Since Arismendy Alcantara’s Cubs debut on July 9th, the Cubs has amassed a rather average record, going 14-15 in that span. While that doesn’t seem terribly good, there has been progress made. Lest we forget that it’s been nearly five years since the Cubs last finished above .500, so anything close to that is appealing. In that five week span, the Cubs have seen excellent performances from the supposed “future” of the organization. Javier Baez, Kyle Hendricks, Arismendy Alcantara, and Jake Arrieta have all impressed thus far, and with the September call-ups looming, we could see a few more exceptional outings yet.
If the Cubs can finish strong this year, it could bode well for the future, as we near the end of year three of the Theo plan. If everything goes to plan, the worst of it has passed. We have seen the 101 loss season in 2012, and we have made steady progress since then. In 2013, we saw the regression of Anthony Rizzo and Starlin Castro, which slowed the Cubs down, but they have since recovered nicely. And, in 2014, the Cubs have seen considerable progress.
While it was all but certain Jeff Samardzjia would leave the core group, what was unexpected was the haul the Cubs received. The Cubs farm system has been criticized by some for being too position player-centric; however, whatever pitchers have surfaced from the farm have been superb. Kyle Hendricks has been a revelation. After being called up following the Samardzjia deal, Hendricks has turned some heads, perhaps setting up a position in the rotation for years to come. Tsuyoshi Wada, while unlikely to be featured down the line, has been a key part of the Cubs rotation.
The Position Players

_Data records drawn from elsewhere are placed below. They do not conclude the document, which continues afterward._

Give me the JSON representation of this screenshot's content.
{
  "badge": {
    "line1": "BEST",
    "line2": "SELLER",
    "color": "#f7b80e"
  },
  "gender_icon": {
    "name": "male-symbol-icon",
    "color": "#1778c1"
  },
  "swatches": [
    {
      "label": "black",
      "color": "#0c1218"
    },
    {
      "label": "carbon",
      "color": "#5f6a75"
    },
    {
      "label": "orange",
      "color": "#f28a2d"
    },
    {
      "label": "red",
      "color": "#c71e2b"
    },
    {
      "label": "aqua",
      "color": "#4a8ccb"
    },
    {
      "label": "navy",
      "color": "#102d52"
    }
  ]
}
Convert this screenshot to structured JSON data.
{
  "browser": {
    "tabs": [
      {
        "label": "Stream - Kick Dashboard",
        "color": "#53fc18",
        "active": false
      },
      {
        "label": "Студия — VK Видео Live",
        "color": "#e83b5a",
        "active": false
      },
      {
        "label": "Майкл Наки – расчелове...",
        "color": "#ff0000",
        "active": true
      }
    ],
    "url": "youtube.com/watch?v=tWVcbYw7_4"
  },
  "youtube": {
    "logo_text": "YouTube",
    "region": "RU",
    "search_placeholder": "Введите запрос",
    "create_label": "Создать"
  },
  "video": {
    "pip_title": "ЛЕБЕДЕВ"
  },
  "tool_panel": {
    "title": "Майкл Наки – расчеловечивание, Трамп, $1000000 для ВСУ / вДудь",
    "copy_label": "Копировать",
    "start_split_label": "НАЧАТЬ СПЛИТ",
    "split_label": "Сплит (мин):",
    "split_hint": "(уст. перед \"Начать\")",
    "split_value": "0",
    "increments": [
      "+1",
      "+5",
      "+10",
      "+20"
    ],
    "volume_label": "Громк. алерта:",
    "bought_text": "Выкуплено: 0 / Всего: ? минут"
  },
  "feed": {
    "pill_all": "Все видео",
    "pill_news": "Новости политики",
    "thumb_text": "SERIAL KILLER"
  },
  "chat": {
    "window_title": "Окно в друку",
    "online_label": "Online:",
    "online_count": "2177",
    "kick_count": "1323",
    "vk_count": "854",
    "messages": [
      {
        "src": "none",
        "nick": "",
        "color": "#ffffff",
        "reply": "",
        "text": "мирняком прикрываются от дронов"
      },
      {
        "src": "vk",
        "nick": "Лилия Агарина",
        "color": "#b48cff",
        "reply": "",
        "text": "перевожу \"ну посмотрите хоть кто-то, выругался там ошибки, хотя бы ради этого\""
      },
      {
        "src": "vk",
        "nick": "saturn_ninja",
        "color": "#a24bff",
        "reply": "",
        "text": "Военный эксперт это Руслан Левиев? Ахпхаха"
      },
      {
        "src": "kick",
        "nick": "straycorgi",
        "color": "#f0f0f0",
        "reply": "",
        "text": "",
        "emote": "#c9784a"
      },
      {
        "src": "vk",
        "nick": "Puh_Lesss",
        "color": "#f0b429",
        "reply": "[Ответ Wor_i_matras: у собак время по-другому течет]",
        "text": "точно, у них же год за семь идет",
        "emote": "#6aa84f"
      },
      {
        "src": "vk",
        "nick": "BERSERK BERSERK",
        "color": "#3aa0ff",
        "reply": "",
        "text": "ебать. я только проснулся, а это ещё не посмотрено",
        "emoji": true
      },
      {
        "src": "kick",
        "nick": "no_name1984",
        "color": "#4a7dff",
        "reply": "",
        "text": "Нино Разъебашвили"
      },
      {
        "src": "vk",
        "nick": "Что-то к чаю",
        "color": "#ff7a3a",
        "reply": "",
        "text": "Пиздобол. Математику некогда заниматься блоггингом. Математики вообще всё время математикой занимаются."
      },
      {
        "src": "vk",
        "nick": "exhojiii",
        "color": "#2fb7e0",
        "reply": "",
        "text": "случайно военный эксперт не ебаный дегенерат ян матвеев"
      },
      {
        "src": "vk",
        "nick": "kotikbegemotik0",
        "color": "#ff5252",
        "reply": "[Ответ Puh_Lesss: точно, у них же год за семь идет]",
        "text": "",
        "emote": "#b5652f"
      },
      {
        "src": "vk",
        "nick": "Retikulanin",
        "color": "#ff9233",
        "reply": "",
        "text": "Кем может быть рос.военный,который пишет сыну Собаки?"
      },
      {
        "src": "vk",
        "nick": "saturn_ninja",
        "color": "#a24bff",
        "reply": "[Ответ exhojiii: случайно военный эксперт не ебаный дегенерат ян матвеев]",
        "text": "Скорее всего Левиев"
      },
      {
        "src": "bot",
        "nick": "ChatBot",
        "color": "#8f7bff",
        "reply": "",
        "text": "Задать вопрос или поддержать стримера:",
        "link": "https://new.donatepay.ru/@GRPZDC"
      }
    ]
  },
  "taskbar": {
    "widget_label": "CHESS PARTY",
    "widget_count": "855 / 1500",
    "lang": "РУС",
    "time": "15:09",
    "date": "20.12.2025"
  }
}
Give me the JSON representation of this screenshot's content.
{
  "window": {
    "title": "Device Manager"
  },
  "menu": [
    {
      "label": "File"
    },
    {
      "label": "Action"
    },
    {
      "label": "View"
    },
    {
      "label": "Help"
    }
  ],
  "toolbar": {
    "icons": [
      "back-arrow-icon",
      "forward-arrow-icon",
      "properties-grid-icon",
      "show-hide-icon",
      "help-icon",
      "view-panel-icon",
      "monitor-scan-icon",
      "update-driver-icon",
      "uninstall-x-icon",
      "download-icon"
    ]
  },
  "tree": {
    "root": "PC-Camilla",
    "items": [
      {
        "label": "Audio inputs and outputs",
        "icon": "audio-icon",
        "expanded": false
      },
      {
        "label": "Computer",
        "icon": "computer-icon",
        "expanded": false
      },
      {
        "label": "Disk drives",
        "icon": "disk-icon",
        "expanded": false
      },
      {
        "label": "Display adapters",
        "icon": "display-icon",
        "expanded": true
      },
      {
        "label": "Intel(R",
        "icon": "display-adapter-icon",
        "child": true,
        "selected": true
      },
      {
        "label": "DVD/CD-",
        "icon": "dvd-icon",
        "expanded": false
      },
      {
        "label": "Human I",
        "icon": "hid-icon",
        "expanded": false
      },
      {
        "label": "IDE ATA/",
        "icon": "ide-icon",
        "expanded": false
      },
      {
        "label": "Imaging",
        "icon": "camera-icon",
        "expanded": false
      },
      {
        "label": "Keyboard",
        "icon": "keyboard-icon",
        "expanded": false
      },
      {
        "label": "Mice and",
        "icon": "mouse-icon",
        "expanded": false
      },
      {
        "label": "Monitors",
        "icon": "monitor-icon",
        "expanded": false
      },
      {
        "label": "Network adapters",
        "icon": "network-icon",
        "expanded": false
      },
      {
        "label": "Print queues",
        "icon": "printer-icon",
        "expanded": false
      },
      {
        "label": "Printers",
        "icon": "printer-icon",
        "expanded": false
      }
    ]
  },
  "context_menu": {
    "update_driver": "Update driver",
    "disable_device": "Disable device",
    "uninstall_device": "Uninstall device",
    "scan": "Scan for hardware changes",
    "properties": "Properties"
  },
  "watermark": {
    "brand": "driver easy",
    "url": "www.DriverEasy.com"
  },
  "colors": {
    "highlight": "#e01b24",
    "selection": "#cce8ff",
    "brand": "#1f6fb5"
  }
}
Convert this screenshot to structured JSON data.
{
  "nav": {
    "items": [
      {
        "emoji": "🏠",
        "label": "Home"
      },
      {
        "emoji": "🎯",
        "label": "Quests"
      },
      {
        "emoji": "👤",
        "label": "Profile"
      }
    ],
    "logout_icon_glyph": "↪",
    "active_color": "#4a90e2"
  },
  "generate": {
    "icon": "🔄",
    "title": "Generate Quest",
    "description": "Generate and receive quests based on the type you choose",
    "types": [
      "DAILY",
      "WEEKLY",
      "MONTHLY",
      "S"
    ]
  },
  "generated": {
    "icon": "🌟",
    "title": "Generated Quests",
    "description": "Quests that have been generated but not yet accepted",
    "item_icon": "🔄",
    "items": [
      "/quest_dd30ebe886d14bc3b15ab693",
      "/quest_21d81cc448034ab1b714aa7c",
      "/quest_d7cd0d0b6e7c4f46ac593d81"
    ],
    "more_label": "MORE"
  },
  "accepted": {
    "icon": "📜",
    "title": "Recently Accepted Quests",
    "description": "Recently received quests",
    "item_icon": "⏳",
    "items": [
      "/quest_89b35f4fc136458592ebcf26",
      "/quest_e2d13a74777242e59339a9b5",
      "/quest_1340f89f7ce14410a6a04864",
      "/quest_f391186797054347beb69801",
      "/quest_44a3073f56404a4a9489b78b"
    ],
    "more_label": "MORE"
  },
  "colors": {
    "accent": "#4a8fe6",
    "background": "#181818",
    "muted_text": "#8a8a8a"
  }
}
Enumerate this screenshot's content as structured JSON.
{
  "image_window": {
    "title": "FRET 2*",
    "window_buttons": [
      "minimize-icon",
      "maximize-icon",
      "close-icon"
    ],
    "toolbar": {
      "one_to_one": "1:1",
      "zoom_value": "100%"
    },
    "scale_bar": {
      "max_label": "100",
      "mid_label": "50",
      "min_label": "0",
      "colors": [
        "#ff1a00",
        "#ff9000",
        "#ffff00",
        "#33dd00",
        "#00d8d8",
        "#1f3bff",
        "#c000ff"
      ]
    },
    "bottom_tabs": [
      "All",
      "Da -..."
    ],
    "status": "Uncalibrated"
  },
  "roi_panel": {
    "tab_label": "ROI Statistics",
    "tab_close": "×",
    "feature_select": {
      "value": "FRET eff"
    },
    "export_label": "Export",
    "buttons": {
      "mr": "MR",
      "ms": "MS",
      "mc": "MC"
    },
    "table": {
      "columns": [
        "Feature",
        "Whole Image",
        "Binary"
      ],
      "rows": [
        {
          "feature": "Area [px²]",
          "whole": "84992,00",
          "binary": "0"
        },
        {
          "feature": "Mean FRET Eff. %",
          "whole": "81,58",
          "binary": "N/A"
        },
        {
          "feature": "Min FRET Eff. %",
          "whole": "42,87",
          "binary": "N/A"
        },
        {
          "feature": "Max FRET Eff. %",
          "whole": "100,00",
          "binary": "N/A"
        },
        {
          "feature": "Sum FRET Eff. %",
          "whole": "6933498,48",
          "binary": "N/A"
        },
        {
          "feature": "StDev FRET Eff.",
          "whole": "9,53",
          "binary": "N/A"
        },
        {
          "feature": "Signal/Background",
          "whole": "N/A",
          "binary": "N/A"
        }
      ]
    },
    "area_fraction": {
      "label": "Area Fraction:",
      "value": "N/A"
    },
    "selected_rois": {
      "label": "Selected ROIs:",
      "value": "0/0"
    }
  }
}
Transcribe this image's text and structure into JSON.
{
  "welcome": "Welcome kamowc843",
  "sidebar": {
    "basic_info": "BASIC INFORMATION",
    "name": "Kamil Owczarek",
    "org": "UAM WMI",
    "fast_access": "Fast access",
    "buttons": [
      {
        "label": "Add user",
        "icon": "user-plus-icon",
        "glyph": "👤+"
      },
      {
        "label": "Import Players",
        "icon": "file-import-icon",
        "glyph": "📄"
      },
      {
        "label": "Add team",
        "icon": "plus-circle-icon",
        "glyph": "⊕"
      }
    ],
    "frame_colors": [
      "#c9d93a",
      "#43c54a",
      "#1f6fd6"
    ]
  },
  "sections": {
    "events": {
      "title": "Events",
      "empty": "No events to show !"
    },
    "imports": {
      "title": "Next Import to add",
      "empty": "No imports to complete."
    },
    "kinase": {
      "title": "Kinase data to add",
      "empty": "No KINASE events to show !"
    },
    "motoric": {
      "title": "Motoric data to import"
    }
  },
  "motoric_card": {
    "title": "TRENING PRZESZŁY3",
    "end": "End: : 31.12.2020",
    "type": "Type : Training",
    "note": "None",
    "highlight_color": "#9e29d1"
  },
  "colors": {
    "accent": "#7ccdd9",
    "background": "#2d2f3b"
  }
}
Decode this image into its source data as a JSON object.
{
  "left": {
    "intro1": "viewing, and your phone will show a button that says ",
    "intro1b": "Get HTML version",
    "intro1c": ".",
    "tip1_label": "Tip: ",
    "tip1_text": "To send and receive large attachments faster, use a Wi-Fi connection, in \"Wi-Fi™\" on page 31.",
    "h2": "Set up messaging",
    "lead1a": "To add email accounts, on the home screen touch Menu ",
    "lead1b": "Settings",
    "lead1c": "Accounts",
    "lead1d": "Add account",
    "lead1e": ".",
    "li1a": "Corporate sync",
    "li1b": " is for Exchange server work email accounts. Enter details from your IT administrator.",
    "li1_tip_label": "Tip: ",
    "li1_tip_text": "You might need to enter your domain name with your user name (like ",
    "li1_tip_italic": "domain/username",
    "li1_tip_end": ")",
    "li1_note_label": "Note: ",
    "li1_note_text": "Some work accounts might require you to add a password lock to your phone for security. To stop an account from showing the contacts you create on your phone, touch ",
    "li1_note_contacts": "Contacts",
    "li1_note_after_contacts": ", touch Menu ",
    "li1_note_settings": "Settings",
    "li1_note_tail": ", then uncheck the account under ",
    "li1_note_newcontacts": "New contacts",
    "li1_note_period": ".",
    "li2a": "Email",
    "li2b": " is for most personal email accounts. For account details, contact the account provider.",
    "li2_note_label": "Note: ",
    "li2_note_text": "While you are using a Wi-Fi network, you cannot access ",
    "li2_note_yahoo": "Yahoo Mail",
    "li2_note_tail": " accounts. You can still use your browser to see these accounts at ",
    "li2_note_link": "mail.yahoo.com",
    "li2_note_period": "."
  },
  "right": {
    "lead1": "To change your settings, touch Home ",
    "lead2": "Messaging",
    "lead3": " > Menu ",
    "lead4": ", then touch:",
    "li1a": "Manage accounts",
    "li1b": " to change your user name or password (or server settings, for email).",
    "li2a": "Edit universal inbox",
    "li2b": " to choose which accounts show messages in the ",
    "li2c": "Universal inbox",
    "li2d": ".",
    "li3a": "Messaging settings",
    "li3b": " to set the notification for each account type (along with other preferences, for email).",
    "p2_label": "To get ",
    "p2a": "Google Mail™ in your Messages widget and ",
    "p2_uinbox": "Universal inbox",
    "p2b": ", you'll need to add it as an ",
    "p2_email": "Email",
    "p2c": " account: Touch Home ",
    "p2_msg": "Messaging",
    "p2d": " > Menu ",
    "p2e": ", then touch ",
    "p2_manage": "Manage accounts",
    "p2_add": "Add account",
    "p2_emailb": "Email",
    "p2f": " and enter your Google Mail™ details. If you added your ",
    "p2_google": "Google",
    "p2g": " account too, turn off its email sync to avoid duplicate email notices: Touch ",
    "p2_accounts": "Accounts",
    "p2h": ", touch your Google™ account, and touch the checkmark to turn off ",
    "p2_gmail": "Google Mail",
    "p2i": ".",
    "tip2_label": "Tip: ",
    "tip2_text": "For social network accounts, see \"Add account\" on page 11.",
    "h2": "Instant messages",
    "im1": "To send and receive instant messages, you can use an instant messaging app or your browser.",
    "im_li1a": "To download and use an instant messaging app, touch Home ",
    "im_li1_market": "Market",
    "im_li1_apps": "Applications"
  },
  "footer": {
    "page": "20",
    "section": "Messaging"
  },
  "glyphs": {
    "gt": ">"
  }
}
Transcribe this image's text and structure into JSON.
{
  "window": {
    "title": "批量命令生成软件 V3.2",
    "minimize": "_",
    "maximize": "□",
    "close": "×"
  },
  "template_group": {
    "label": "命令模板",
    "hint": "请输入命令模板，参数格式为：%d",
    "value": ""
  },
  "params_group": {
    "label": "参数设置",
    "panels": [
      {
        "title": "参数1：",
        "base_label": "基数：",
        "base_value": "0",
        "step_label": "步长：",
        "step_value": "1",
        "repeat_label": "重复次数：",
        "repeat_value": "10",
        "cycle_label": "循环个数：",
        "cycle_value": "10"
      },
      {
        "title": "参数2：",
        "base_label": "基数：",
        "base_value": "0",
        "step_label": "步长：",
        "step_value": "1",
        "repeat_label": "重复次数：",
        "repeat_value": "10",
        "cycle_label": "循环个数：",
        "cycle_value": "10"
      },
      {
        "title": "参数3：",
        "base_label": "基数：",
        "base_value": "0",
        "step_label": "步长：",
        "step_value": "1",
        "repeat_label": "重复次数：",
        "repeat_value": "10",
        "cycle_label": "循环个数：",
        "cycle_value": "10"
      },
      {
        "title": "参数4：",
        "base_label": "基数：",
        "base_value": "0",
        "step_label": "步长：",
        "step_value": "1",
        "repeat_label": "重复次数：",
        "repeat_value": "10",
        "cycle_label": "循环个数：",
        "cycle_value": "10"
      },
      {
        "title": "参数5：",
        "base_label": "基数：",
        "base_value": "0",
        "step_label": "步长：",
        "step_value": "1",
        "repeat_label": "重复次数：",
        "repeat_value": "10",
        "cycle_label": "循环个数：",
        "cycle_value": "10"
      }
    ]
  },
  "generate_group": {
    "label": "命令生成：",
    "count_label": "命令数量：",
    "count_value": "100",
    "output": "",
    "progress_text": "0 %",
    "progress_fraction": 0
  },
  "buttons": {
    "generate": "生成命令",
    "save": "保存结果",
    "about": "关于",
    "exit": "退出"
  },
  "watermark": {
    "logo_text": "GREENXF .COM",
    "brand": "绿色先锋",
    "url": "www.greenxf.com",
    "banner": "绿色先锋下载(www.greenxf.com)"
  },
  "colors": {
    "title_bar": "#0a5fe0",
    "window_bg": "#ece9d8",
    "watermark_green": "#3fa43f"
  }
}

So far this year, we have experienced “Mendy-Mania”, which lasted up until “Baez-Mania” started up a few weeks ago. When Alcantara made his major league debut last month, it symbolized more than just the end of Darwin Barney, it symbolized the beginning of the future for the Cubs. Alcantara was the first of the big-name prospects to make his major league debut, and he has been effective. Perhaps more sure-handed than Javier Baez, Alcantara is a bit more contact-driven. Baez-Mania has dominated Wrigleyville, and will likely do so until the end of the year.
Baez has tremendous power, which is generated by the violent hack he takes. So far, he has been quite literally, hit or miss. Out of his 41 at bats, 17 have been either a homerun, or a strikeout. He still hasn’t taken a walk, but he’s only 20, so there’s plenty of development left. The anchors of the position players, Anthony Rizzo and Starlin Castro have both recovered from poor 2013 seasons, and were both selected to play in the All-Star Game.
So, yes, the Cubs seem destined to lose 90+ games, but all is not lost. With the purging of bad contracts, and the rise of bright prospects, the future is bright at 1060 W. Addison. If the current core of prospects can continue to perform at a high level, 2015 may be a winning season (the first since 2009). The dark days have passed, and the Cubs are getting ready to compete down the road. Of course, we cannot crush our prospects with our high expectations, we must be patient.